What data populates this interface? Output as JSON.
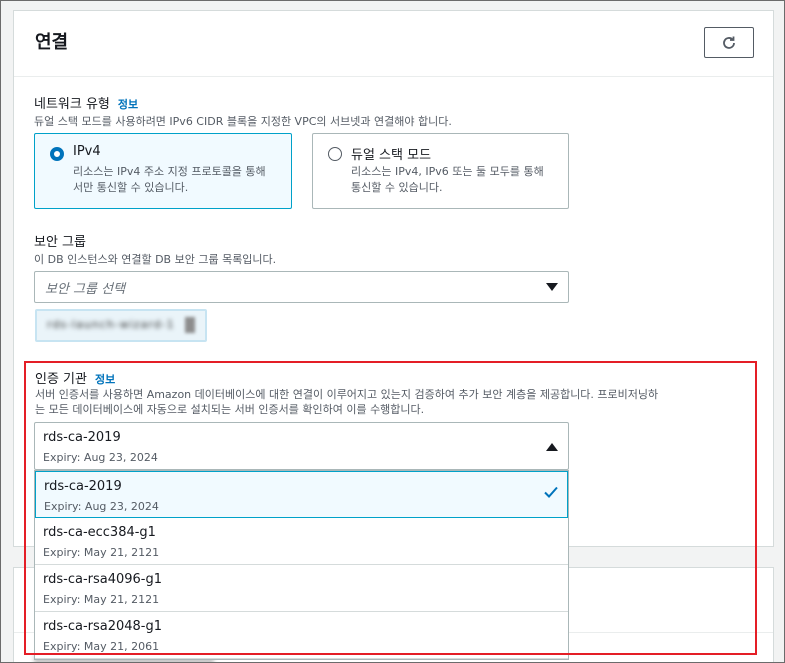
{
  "panel": {
    "title": "연결",
    "refresh_icon": "refresh-icon"
  },
  "network_type": {
    "label": "네트워크 유형",
    "info": "정보",
    "description": "듀얼 스택 모드를 사용하려면 IPv6 CIDR 블록을 지정한 VPC의 서브넷과 연결해야 합니다.",
    "options": [
      {
        "title": "IPv4",
        "desc": "리소스는 IPv4 주소 지정 프로토콜을 통해서만 통신할 수 있습니다.",
        "selected": true
      },
      {
        "title": "듀얼 스택 모드",
        "desc": "리소스는 IPv4, IPv6 또는 둘 모두를 통해 통신할 수 있습니다.",
        "selected": false
      }
    ]
  },
  "security_group": {
    "label": "보안 그룹",
    "description": "이 DB 인스턴스와 연결할 DB 보안 그룹 목록입니다.",
    "placeholder": "보안 그룹 선택",
    "chip": "rds-launch-wizard-1"
  },
  "ca": {
    "label": "인증 기관",
    "info": "정보",
    "description_line1": "서버 인증서를 사용하면 Amazon 데이터베이스에 대한 연결이 이루어지고 있는지 검증하여 추가 보안 계층을 제공합니다. 프로비저닝하",
    "description_line2": "는 모든 데이터베이스에 자동으로 설치되는 서버 인증서를 확인하여 이를 수행합니다.",
    "selected": {
      "name": "rds-ca-2019",
      "expiry": "Expiry: Aug 23, 2024"
    },
    "options": [
      {
        "name": "rds-ca-2019",
        "expiry": "Expiry: Aug 23, 2024",
        "selected": true
      },
      {
        "name": "rds-ca-ecc384-g1",
        "expiry": "Expiry: May 21, 2121",
        "selected": false
      },
      {
        "name": "rds-ca-rsa4096-g1",
        "expiry": "Expiry: May 21, 2121",
        "selected": false
      },
      {
        "name": "rds-ca-rsa2048-g1",
        "expiry": "Expiry: May 21, 2061",
        "selected": false
      }
    ]
  },
  "colors": {
    "accent": "#0073bb",
    "highlight": "#e41e26"
  }
}
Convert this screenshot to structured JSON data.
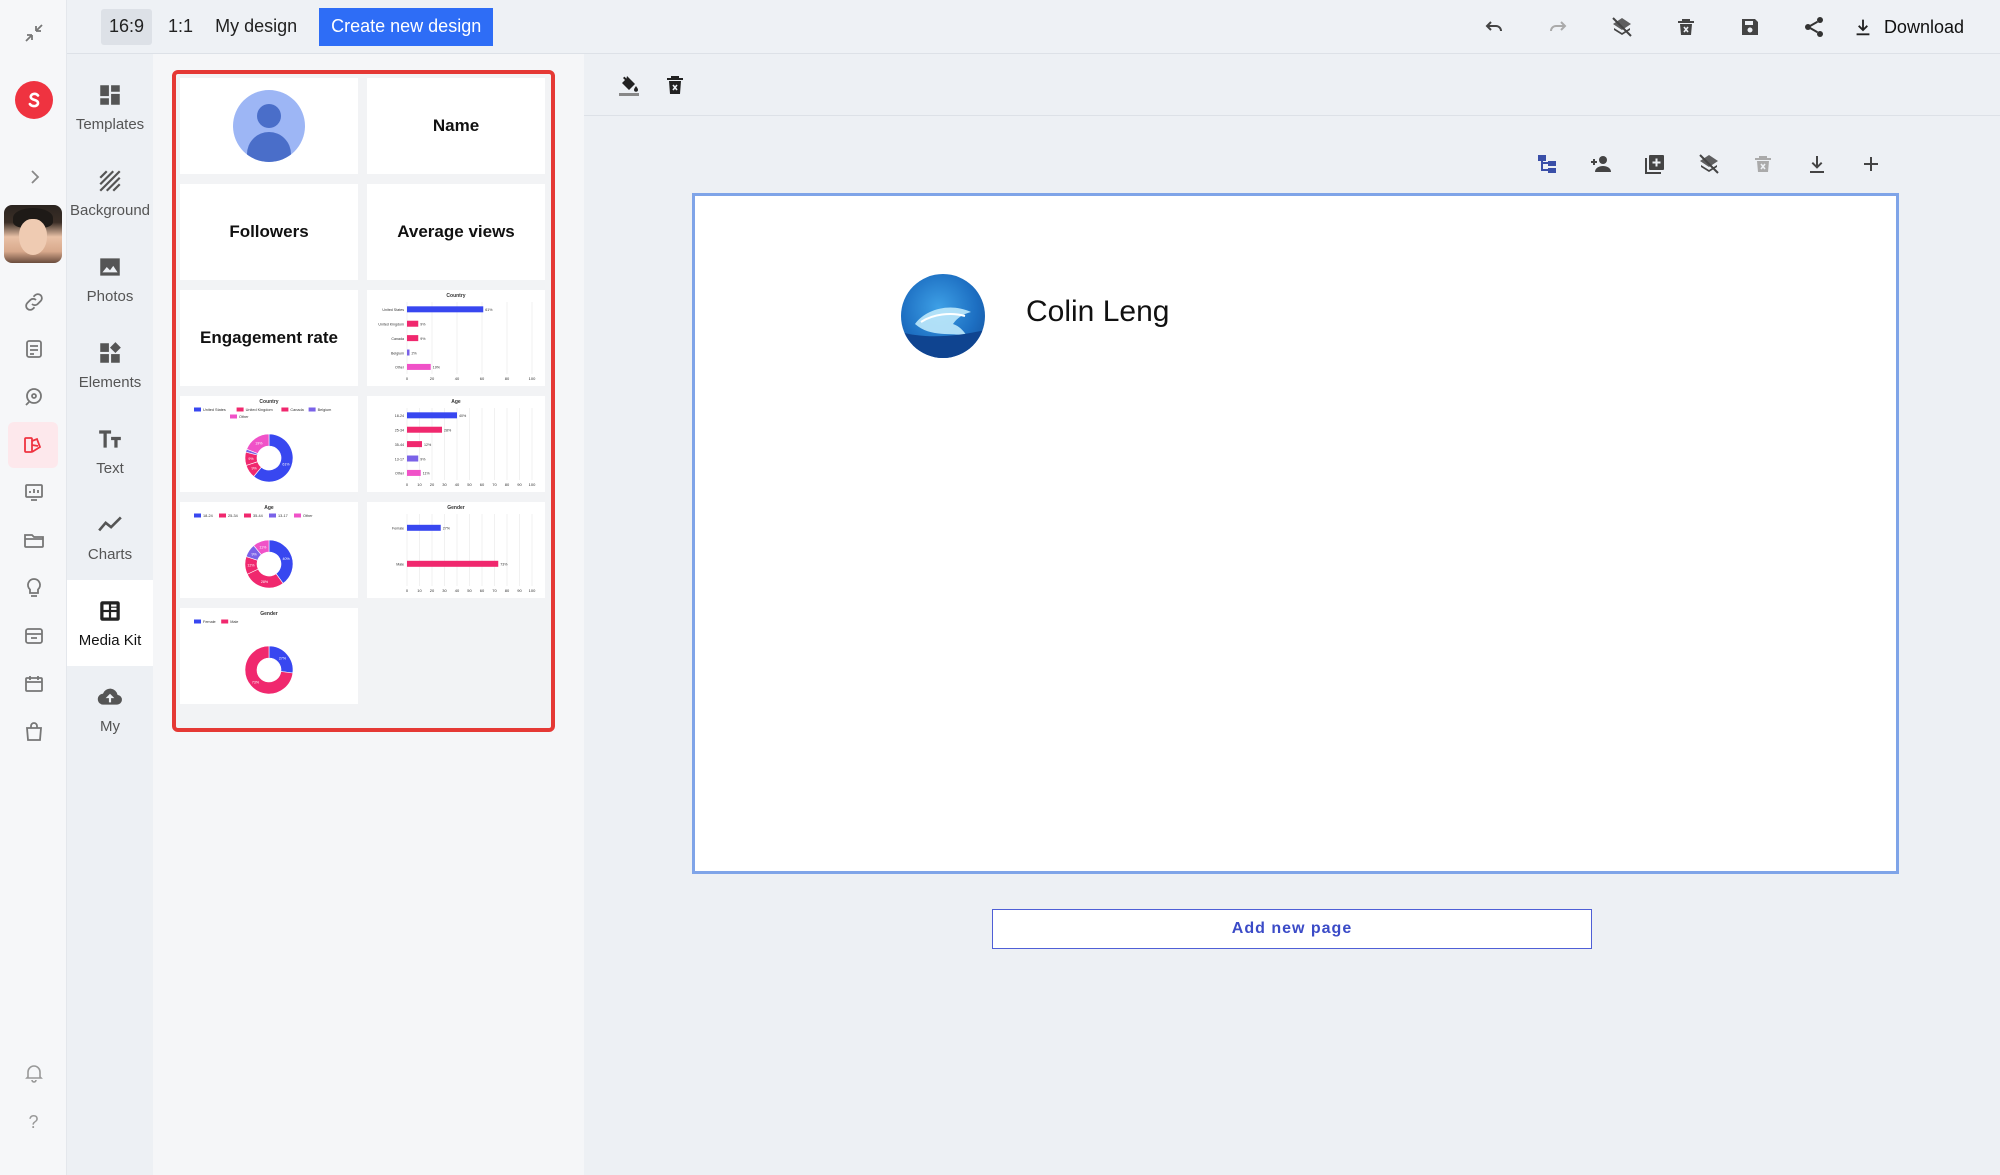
{
  "topbar": {
    "ratio_wide": "16:9",
    "ratio_square": "1:1",
    "design_title": "My design",
    "create_label": "Create new design",
    "download_label": "Download",
    "icons": [
      "undo-icon",
      "redo-icon",
      "layers-off-icon",
      "delete-icon",
      "save-icon",
      "share-icon",
      "download-icon"
    ]
  },
  "rail": {
    "icons": [
      "collapse-icon",
      "logo-icon",
      "chevron-right-icon",
      "user-avatar",
      "link-icon",
      "notes-icon",
      "chat-search-icon",
      "design-icon",
      "presentation-icon",
      "folder-icon",
      "bulb-icon",
      "storage-icon",
      "calendar-icon",
      "shop-icon",
      "bell-icon",
      "help-icon"
    ],
    "help_label": "?"
  },
  "categories": [
    {
      "label": "Templates",
      "icon": "templates-icon"
    },
    {
      "label": "Background",
      "icon": "background-icon"
    },
    {
      "label": "Photos",
      "icon": "photos-icon"
    },
    {
      "label": "Elements",
      "icon": "elements-icon"
    },
    {
      "label": "Text",
      "icon": "text-icon"
    },
    {
      "label": "Charts",
      "icon": "charts-icon"
    },
    {
      "label": "Media Kit",
      "icon": "media-kit-icon"
    },
    {
      "label": "My",
      "icon": "cloud-upload-icon"
    }
  ],
  "active_category": "Media Kit",
  "panel": {
    "tiles": {
      "name": "Name",
      "followers": "Followers",
      "average_views": "Average views",
      "engagement_rate": "Engagement rate"
    },
    "country_bar": {
      "title": "Country",
      "rows": [
        {
          "label": "United States",
          "value": 61
        },
        {
          "label": "United Kingdom",
          "value": 9
        },
        {
          "label": "Canada",
          "value": 9
        },
        {
          "label": "Belgium",
          "value": 2
        },
        {
          "label": "Other",
          "value": 19
        }
      ],
      "ticks": [
        "0",
        "20",
        "40",
        "60",
        "80",
        "100"
      ]
    },
    "country_donut": {
      "title": "Country",
      "legend": [
        "United States",
        "United Kingdom",
        "Canada",
        "Belgium",
        "Other"
      ],
      "values": [
        61,
        9,
        9,
        2,
        19
      ]
    },
    "age_bar": {
      "title": "Age",
      "rows": [
        {
          "label": "18-24",
          "value": 40
        },
        {
          "label": "25-34",
          "value": 28
        },
        {
          "label": "35-44",
          "value": 12
        },
        {
          "label": "13-17",
          "value": 9
        },
        {
          "label": "Other",
          "value": 11
        }
      ],
      "ticks": [
        "0",
        "10",
        "20",
        "30",
        "40",
        "50",
        "60",
        "70",
        "80",
        "90",
        "100"
      ]
    },
    "age_donut": {
      "title": "Age",
      "legend": [
        "18-24",
        "25-34",
        "35-44",
        "13-17",
        "Other"
      ],
      "values": [
        40,
        28,
        12,
        9,
        11
      ]
    },
    "gender_bar": {
      "title": "Gender",
      "rows": [
        {
          "label": "Female",
          "value": 27
        },
        {
          "label": "Male",
          "value": 73
        }
      ],
      "ticks": [
        "0",
        "10",
        "20",
        "30",
        "40",
        "50",
        "60",
        "70",
        "80",
        "90",
        "100"
      ]
    },
    "gender_donut": {
      "title": "Gender",
      "legend": [
        "Female",
        "Male"
      ],
      "values": [
        27,
        73
      ]
    }
  },
  "canvas": {
    "tool_icons": [
      "fill-color-icon",
      "delete-icon"
    ],
    "page_tool_icons": [
      "hierarchy-icon",
      "add-person-icon",
      "add-page-icon",
      "layers-off-icon",
      "delete-icon",
      "download-icon",
      "plus-icon"
    ],
    "brand_name": "Colin Leng",
    "add_page_label": "Add new page"
  },
  "colors": {
    "primary": "#2e6df6",
    "highlight": "#e53935",
    "chart_blue": "#3847f0",
    "chart_pink": "#f0286e",
    "chart_magenta": "#f052c8",
    "chart_violet": "#7a62e8"
  }
}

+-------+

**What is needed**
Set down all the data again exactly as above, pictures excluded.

**Reply**
What data populates this interface? Output as JSON.
{
  "panel": {
    "title": "연결",
    "refresh_icon": "refresh-icon"
  },
  "network_type": {
    "label": "네트워크 유형",
    "info": "정보",
    "description": "듀얼 스택 모드를 사용하려면 IPv6 CIDR 블록을 지정한 VPC의 서브넷과 연결해야 합니다.",
    "options": [
      {
        "title": "IPv4",
        "desc": "리소스는 IPv4 주소 지정 프로토콜을 통해서만 통신할 수 있습니다.",
        "selected": true
      },
      {
        "title": "듀얼 스택 모드",
        "desc": "리소스는 IPv4, IPv6 또는 둘 모두를 통해 통신할 수 있습니다.",
        "selected": false
      }
    ]
  },
  "security_group": {
    "label": "보안 그룹",
    "description": "이 DB 인스턴스와 연결할 DB 보안 그룹 목록입니다.",
    "placeholder": "보안 그룹 선택",
    "chip": "rds-launch-wizard-1"
  },
  "ca": {
    "label": "인증 기관",
    "info": "정보",
    "description_line1": "서버 인증서를 사용하면 Amazon 데이터베이스에 대한 연결이 이루어지고 있는지 검증하여 추가 보안 계층을 제공합니다. 프로비저닝하",
    "description_line2": "는 모든 데이터베이스에 자동으로 설치되는 서버 인증서를 확인하여 이를 수행합니다.",
    "selected": {
      "name": "rds-ca-2019",
      "expiry": "Expiry: Aug 23, 2024"
    },
    "options": [
      {
        "name": "rds-ca-2019",
        "expiry": "Expiry: Aug 23, 2024",
        "selected": true
      },
      {
        "name": "rds-ca-ecc384-g1",
        "expiry": "Expiry: May 21, 2121",
        "selected": false
      },
      {
        "name": "rds-ca-rsa4096-g1",
        "expiry": "Expiry: May 21, 2121",
        "selected": false
      },
      {
        "name": "rds-ca-rsa2048-g1",
        "expiry": "Expiry: May 21, 2061",
        "selected": false
      }
    ]
  },
  "colors": {
    "accent": "#0073bb",
    "highlight": "#e41e26"
  }
}
Convert this screenshot to structured JSON data.
{
  "topbar": {
    "ratio_wide": "16:9",
    "ratio_square": "1:1",
    "design_title": "My design",
    "create_label": "Create new design",
    "download_label": "Download",
    "icons": [
      "undo-icon",
      "redo-icon",
      "layers-off-icon",
      "delete-icon",
      "save-icon",
      "share-icon",
      "download-icon"
    ]
  },
  "rail": {
    "icons": [
      "collapse-icon",
      "logo-icon",
      "chevron-right-icon",
      "user-avatar",
      "link-icon",
      "notes-icon",
      "chat-search-icon",
      "design-icon",
      "presentation-icon",
      "folder-icon",
      "bulb-icon",
      "storage-icon",
      "calendar-icon",
      "shop-icon",
      "bell-icon",
      "help-icon"
    ],
    "help_label": "?"
  },
  "categories": [
    {
      "label": "Templates",
      "icon": "templates-icon"
    },
    {
      "label": "Background",
      "icon": "background-icon"
    },
    {
      "label": "Photos",
      "icon": "photos-icon"
    },
    {
      "label": "Elements",
      "icon": "elements-icon"
    },
    {
      "label": "Text",
      "icon": "text-icon"
    },
    {
      "label": "Charts",
      "icon": "charts-icon"
    },
    {
      "label": "Media Kit",
      "icon": "media-kit-icon"
    },
    {
      "label": "My",
      "icon": "cloud-upload-icon"
    }
  ],
  "active_category": "Media Kit",
  "panel": {
    "tiles": {
      "name": "Name",
      "followers": "Followers",
      "average_views": "Average views",
      "engagement_rate": "Engagement rate"
    },
    "country_bar": {
      "title": "Country",
      "rows": [
        {
          "label": "United States",
          "value": 61
        },
        {
          "label": "United Kingdom",
          "value": 9
        },
        {
          "label": "Canada",
          "value": 9
        },
        {
          "label": "Belgium",
          "value": 2
        },
        {
          "label": "Other",
          "value": 19
        }
      ],
      "ticks": [
        "0",
        "20",
        "40",
        "60",
        "80",
        "100"
      ]
    },
    "country_donut": {
      "title": "Country",
      "legend": [
        "United States",
        "United Kingdom",
        "Canada",
        "Belgium",
        "Other"
      ],
      "values": [
        61,
        9,
        9,
        2,
        19
      ]
    },
    "age_bar": {
      "title": "Age",
      "rows": [
        {
          "label": "18-24",
          "value": 40
        },
        {
          "label": "25-34",
          "value": 28
        },
        {
          "label": "35-44",
          "value": 12
        },
        {
          "label": "13-17",
          "value": 9
        },
        {
          "label": "Other",
          "value": 11
        }
      ],
      "ticks": [
        "0",
        "10",
        "20",
        "30",
        "40",
        "50",
        "60",
        "70",
        "80",
        "90",
        "100"
      ]
    },
    "age_donut": {
      "title": "Age",
      "legend": [
        "18-24",
        "25-34",
        "35-44",
        "13-17",
        "Other"
      ],
      "values": [
        40,
        28,
        12,
        9,
        11
      ]
    },
    "gender_bar": {
      "title": "Gender",
      "rows": [
        {
          "label": "Female",
          "value": 27
        },
        {
          "label": "Male",
          "value": 73
        }
      ],
      "ticks": [
        "0",
        "10",
        "20",
        "30",
        "40",
        "50",
        "60",
        "70",
        "80",
        "90",
        "100"
      ]
    },
    "gender_donut": {
      "title": "Gender",
      "legend": [
        "Female",
        "Male"
      ],
      "values": [
        27,
        73
      ]
    }
  },
  "canvas": {
    "tool_icons": [
      "fill-color-icon",
      "delete-icon"
    ],
    "page_tool_icons": [
      "hierarchy-icon",
      "add-person-icon",
      "add-page-icon",
      "layers-off-icon",
      "delete-icon",
      "download-icon",
      "plus-icon"
    ],
    "brand_name": "Colin Leng",
    "add_page_label": "Add new page"
  },
  "colors": {
    "primary": "#2e6df6",
    "highlight": "#e53935",
    "chart_blue": "#3847f0",
    "chart_pink": "#f0286e",
    "chart_magenta": "#f052c8",
    "chart_violet": "#7a62e8"
  }
}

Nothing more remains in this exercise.